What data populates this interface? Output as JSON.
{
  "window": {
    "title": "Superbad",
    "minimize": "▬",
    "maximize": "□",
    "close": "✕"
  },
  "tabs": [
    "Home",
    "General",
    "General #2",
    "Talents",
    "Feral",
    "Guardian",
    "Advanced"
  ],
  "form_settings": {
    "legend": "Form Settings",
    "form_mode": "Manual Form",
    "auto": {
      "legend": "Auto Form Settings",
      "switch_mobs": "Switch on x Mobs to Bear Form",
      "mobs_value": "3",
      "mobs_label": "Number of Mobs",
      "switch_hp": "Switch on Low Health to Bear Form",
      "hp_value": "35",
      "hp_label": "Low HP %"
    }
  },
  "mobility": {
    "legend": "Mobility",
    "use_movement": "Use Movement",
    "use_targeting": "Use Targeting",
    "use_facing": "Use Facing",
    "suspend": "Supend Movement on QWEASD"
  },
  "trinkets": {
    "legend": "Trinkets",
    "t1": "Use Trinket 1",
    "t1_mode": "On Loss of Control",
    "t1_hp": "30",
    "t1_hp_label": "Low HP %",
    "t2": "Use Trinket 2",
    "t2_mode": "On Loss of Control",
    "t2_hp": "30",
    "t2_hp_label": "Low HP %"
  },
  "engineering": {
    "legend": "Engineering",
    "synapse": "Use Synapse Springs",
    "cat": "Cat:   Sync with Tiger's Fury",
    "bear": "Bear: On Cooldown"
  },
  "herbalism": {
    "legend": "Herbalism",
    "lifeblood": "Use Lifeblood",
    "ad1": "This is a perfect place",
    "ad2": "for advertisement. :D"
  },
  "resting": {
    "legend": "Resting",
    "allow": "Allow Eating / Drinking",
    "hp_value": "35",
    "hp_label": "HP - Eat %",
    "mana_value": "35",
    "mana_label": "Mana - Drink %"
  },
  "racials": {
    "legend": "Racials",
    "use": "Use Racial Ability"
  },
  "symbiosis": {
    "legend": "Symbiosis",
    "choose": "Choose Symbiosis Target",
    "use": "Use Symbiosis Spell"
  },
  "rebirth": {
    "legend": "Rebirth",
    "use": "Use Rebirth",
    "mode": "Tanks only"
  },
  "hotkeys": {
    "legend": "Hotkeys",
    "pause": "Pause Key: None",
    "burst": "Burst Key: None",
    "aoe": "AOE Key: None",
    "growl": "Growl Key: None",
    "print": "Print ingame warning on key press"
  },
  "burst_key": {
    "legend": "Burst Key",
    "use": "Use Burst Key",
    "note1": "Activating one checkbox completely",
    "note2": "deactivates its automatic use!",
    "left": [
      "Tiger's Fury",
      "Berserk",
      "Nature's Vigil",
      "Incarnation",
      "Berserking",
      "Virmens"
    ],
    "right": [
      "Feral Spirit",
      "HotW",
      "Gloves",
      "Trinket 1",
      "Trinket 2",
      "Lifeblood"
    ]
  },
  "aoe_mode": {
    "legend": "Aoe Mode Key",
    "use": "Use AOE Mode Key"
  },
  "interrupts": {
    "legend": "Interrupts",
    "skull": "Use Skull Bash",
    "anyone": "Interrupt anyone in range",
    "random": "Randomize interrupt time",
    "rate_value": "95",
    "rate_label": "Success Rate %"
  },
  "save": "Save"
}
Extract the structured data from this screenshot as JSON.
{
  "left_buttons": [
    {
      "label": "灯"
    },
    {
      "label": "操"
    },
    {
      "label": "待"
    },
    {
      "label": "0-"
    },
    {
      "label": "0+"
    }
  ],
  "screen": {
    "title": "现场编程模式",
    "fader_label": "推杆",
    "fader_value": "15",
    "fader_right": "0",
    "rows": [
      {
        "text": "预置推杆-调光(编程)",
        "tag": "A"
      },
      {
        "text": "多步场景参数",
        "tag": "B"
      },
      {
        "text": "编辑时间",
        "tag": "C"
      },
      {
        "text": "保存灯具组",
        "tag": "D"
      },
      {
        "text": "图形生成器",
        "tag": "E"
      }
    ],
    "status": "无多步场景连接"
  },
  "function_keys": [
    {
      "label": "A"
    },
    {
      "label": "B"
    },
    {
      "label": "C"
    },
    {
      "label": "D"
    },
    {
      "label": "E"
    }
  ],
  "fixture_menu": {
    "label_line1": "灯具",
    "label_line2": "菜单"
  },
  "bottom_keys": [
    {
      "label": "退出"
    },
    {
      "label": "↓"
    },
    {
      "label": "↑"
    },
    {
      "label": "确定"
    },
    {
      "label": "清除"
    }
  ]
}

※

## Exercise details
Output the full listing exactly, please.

## Answer space
What data populates this interface? Output as JSON.
{
  "window": {
    "title": "Superbad",
    "minimize": "▬",
    "maximize": "□",
    "close": "✕"
  },
  "tabs": [
    "Home",
    "General",
    "General #2",
    "Talents",
    "Feral",
    "Guardian",
    "Advanced"
  ],
  "form_settings": {
    "legend": "Form Settings",
    "form_mode": "Manual Form",
    "auto": {
      "legend": "Auto Form Settings",
      "switch_mobs": "Switch on x Mobs to Bear Form",
      "mobs_value": "3",
      "mobs_label": "Number of Mobs",
      "switch_hp": "Switch on Low Health to Bear Form",
      "hp_value": "35",
      "hp_label": "Low HP %"
    }
  },
  "mobility": {
    "legend": "Mobility",
    "use_movement": "Use Movement",
    "use_targeting": "Use Targeting",
    "use_facing": "Use Facing",
    "suspend": "Supend Movement on QWEASD"
  },
  "trinkets": {
    "legend": "Trinkets",
    "t1": "Use Trinket 1",
    "t1_mode": "On Loss of Control",
    "t1_hp": "30",
    "t1_hp_label": "Low HP %",
    "t2": "Use Trinket 2",
    "t2_mode": "On Loss of Control",
    "t2_hp": "30",
    "t2_hp_label": "Low HP %"
  },
  "engineering": {
    "legend": "Engineering",
    "synapse": "Use Synapse Springs",
    "cat": "Cat:   Sync with Tiger's Fury",
    "bear": "Bear: On Cooldown"
  },
  "herbalism": {
    "legend": "Herbalism",
    "lifeblood": "Use Lifeblood",
    "ad1": "This is a perfect place",
    "ad2": "for advertisement. :D"
  },
  "resting": {
    "legend": "Resting",
    "allow": "Allow Eating / Drinking",
    "hp_value": "35",
    "hp_label": "HP - Eat %",
    "mana_value": "35",
    "mana_label": "Mana - Drink %"
  },
  "racials": {
    "legend": "Racials",
    "use": "Use Racial Ability"
  },
  "symbiosis": {
    "legend": "Symbiosis",
    "choose": "Choose Symbiosis Target",
    "use": "Use Symbiosis Spell"
  },
  "rebirth": {
    "legend": "Rebirth",
    "use": "Use Rebirth",
    "mode": "Tanks only"
  },
  "hotkeys": {
    "legend": "Hotkeys",
    "pause": "Pause Key: None",
    "burst": "Burst Key: None",
    "aoe": "AOE Key: None",
    "growl": "Growl Key: None",
    "print": "Print ingame warning on key press"
  },
  "burst_key": {
    "legend": "Burst Key",
    "use": "Use Burst Key",
    "note1": "Activating one checkbox completely",
    "note2": "deactivates its automatic use!",
    "left": [
      "Tiger's Fury",
      "Berserk",
      "Nature's Vigil",
      "Incarnation",
      "Berserking",
      "Virmens"
    ],
    "right": [
      "Feral Spirit",
      "HotW",
      "Gloves",
      "Trinket 1",
      "Trinket 2",
      "Lifeblood"
    ]
  },
  "aoe_mode": {
    "legend": "Aoe Mode Key",
    "use": "Use AOE Mode Key"
  },
  "interrupts": {
    "legend": "Interrupts",
    "skull": "Use Skull Bash",
    "anyone": "Interrupt anyone in range",
    "random": "Randomize interrupt time",
    "rate_value": "95",
    "rate_label": "Success Rate %"
  },
  "save": "Save"
}
Extract the structured data from this screenshot as JSON.
{
  "left_buttons": [
    {
      "label": "灯"
    },
    {
      "label": "操"
    },
    {
      "label": "待"
    },
    {
      "label": "0-"
    },
    {
      "label": "0+"
    }
  ],
  "screen": {
    "title": "现场编程模式",
    "fader_label": "推杆",
    "fader_value": "15",
    "fader_right": "0",
    "rows": [
      {
        "text": "预置推杆-调光(编程)",
        "tag": "A"
      },
      {
        "text": "多步场景参数",
        "tag": "B"
      },
      {
        "text": "编辑时间",
        "tag": "C"
      },
      {
        "text": "保存灯具组",
        "tag": "D"
      },
      {
        "text": "图形生成器",
        "tag": "E"
      }
    ],
    "status": "无多步场景连接"
  },
  "function_keys": [
    {
      "label": "A"
    },
    {
      "label": "B"
    },
    {
      "label": "C"
    },
    {
      "label": "D"
    },
    {
      "label": "E"
    }
  ],
  "fixture_menu": {
    "label_line1": "灯具",
    "label_line2": "菜单"
  },
  "bottom_keys": [
    {
      "label": "退出"
    },
    {
      "label": "↓"
    },
    {
      "label": "↑"
    },
    {
      "label": "确定"
    },
    {
      "label": "清除"
    }
  ]
}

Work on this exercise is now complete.